What you will do: Every line below that contains "this" is to be copied.
START Dataset content
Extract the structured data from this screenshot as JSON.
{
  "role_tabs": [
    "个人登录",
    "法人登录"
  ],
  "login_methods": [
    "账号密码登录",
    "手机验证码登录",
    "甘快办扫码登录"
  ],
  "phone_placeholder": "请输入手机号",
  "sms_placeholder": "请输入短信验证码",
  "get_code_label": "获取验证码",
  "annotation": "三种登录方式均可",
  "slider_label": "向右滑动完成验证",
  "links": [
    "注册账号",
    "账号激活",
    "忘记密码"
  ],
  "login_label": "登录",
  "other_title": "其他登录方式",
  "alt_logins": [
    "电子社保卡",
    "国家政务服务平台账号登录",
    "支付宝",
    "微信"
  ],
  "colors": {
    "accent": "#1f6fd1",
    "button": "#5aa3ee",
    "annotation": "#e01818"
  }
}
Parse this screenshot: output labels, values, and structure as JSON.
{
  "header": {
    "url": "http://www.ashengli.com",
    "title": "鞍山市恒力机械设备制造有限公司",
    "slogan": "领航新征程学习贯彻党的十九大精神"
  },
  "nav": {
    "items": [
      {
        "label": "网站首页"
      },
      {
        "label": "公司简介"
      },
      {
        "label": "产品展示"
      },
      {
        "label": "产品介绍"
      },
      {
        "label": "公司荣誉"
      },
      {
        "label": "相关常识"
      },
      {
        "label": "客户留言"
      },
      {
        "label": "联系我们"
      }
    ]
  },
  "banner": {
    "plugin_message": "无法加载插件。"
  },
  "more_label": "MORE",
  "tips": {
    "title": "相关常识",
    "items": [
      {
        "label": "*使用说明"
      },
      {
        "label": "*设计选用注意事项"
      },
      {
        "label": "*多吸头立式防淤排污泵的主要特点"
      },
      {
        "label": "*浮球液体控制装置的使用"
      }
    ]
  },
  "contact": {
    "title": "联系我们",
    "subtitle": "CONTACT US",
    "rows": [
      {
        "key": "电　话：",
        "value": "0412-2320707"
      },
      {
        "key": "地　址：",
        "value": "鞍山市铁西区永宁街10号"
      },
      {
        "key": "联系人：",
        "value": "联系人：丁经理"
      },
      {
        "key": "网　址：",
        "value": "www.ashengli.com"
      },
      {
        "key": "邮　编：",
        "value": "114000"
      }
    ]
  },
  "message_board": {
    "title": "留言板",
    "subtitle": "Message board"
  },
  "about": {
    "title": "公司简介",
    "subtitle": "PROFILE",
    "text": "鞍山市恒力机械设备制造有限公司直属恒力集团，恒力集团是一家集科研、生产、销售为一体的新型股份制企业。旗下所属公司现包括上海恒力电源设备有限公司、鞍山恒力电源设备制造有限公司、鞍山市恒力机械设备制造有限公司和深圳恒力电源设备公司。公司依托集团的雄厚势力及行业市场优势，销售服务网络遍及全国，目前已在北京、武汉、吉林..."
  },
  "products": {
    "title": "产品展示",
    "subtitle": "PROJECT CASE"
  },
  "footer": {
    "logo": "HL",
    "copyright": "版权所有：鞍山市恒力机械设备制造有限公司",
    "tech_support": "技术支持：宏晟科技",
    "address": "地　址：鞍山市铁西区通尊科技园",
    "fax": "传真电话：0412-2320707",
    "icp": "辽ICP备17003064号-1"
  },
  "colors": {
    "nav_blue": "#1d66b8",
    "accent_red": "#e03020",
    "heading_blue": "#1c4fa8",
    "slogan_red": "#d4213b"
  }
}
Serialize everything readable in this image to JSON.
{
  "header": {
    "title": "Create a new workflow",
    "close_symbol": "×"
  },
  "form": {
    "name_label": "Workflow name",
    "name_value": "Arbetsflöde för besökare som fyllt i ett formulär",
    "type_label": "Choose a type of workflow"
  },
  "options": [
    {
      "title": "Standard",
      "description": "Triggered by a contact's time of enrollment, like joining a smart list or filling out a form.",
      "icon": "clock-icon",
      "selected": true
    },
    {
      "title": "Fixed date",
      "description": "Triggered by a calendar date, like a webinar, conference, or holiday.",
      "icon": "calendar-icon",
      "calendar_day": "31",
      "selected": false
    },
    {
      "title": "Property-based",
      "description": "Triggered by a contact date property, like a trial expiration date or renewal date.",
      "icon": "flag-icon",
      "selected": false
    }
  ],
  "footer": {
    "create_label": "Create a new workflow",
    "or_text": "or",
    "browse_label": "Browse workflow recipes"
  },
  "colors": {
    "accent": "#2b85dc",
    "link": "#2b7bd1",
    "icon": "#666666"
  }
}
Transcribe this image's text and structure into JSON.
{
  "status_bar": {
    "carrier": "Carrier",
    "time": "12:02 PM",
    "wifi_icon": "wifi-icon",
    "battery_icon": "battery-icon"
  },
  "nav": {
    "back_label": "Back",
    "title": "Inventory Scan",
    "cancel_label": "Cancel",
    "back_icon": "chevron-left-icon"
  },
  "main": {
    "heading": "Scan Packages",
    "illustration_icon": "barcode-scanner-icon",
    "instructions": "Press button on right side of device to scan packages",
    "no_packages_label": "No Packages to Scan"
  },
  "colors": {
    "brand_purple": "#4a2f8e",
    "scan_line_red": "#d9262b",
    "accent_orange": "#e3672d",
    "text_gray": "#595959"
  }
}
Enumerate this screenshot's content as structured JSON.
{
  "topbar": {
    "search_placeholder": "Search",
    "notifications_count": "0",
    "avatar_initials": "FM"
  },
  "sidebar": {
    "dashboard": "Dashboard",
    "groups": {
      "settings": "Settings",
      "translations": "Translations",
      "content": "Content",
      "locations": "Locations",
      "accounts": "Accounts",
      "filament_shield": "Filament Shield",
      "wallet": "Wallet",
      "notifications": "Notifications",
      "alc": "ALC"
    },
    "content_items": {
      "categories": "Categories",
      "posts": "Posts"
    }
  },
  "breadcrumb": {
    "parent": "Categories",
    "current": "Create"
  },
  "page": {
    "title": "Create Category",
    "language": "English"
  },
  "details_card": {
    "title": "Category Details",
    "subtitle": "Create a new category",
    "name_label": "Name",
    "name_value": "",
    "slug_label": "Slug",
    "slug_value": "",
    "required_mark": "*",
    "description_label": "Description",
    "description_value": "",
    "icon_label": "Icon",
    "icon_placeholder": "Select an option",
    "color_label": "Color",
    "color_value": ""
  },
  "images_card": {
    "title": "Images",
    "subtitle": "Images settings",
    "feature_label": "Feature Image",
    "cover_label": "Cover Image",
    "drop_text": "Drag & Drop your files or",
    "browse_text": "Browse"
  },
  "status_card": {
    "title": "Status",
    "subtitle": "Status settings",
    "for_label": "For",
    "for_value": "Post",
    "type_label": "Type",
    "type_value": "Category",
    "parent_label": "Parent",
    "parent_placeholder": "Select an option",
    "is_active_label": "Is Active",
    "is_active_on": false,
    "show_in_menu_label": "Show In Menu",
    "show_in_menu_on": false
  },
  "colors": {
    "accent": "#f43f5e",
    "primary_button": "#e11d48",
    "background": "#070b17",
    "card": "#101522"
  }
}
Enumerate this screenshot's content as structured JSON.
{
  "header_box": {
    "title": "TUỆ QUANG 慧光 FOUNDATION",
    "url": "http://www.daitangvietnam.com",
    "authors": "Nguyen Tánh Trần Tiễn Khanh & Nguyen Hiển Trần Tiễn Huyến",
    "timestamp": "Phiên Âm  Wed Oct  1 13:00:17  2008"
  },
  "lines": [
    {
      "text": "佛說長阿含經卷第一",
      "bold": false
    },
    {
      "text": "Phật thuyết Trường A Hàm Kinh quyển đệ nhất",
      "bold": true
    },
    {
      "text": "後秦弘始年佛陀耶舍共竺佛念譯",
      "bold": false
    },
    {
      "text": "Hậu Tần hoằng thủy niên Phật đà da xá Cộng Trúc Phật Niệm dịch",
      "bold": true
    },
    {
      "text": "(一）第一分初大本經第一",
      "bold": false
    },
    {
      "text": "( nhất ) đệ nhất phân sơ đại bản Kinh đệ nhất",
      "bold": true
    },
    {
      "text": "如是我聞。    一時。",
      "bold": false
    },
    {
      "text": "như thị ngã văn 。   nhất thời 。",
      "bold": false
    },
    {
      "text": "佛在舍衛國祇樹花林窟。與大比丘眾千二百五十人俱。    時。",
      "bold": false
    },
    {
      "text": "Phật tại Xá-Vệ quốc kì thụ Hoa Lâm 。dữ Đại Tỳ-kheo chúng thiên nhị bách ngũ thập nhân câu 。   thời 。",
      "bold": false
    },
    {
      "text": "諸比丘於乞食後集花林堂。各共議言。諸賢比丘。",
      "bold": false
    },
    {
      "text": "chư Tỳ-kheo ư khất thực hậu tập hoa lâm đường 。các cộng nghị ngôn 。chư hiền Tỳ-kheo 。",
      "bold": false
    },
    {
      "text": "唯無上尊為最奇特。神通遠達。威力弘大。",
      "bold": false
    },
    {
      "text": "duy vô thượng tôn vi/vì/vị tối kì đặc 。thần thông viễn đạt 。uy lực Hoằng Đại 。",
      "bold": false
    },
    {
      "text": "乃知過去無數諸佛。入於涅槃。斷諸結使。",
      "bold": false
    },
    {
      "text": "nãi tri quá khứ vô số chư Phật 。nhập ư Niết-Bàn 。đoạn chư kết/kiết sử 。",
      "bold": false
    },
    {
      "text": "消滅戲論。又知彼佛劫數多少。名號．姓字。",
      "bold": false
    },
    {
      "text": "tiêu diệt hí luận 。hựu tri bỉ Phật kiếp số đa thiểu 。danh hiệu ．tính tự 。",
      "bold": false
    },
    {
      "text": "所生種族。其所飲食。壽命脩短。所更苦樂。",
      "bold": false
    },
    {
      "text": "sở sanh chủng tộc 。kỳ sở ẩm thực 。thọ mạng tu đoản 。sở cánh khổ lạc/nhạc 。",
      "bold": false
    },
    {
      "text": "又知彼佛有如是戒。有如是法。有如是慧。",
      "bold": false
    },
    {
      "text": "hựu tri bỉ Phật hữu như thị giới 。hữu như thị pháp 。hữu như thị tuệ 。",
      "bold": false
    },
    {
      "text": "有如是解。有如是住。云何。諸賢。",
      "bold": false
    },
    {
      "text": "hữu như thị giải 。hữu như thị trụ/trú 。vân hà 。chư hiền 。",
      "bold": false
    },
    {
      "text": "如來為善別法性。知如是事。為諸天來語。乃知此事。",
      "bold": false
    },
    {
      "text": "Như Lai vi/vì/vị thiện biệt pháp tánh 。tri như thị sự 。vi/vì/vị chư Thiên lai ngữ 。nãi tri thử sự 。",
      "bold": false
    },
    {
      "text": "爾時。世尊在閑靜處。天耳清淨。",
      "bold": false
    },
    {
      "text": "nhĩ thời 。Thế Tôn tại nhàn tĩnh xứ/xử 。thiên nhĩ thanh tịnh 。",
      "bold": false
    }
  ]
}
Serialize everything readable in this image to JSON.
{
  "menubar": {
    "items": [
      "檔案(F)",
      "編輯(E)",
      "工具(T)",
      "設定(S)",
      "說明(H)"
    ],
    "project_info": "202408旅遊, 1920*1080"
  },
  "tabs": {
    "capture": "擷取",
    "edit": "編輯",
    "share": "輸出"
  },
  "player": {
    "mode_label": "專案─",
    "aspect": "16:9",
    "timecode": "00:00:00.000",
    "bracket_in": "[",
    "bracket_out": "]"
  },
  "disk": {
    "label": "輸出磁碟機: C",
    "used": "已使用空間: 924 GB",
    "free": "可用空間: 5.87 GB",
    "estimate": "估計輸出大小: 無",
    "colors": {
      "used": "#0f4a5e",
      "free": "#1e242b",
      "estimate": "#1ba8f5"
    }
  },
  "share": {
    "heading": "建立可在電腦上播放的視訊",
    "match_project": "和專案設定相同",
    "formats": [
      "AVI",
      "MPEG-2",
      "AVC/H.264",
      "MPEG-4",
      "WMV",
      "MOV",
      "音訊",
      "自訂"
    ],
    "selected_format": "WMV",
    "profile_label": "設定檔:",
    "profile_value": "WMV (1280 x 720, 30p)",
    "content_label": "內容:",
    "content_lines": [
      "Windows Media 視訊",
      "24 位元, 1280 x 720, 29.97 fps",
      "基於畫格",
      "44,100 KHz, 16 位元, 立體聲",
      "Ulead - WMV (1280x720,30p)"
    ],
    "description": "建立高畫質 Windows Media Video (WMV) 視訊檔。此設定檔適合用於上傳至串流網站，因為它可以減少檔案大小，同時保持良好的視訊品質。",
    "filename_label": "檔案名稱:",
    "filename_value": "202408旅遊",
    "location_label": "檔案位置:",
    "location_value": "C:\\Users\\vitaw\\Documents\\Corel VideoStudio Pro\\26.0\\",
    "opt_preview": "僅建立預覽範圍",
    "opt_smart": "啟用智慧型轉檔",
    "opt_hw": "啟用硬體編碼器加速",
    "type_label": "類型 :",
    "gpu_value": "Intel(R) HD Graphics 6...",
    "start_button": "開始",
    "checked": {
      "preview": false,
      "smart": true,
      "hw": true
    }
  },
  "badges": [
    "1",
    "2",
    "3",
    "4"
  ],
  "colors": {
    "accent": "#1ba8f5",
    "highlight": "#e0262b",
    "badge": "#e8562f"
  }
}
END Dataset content
Exercise output:
Extract the structured data from this screenshot as JSON.
Parse this screenshot: output labels, values, and structure as JSON.
Serialize everything readable in this image to JSON.
Transcribe this image's text and structure into JSON.
Enumerate this screenshot's content as structured JSON.
Enumerate this screenshot's content as structured JSON.
Serialize everything readable in this image to JSON.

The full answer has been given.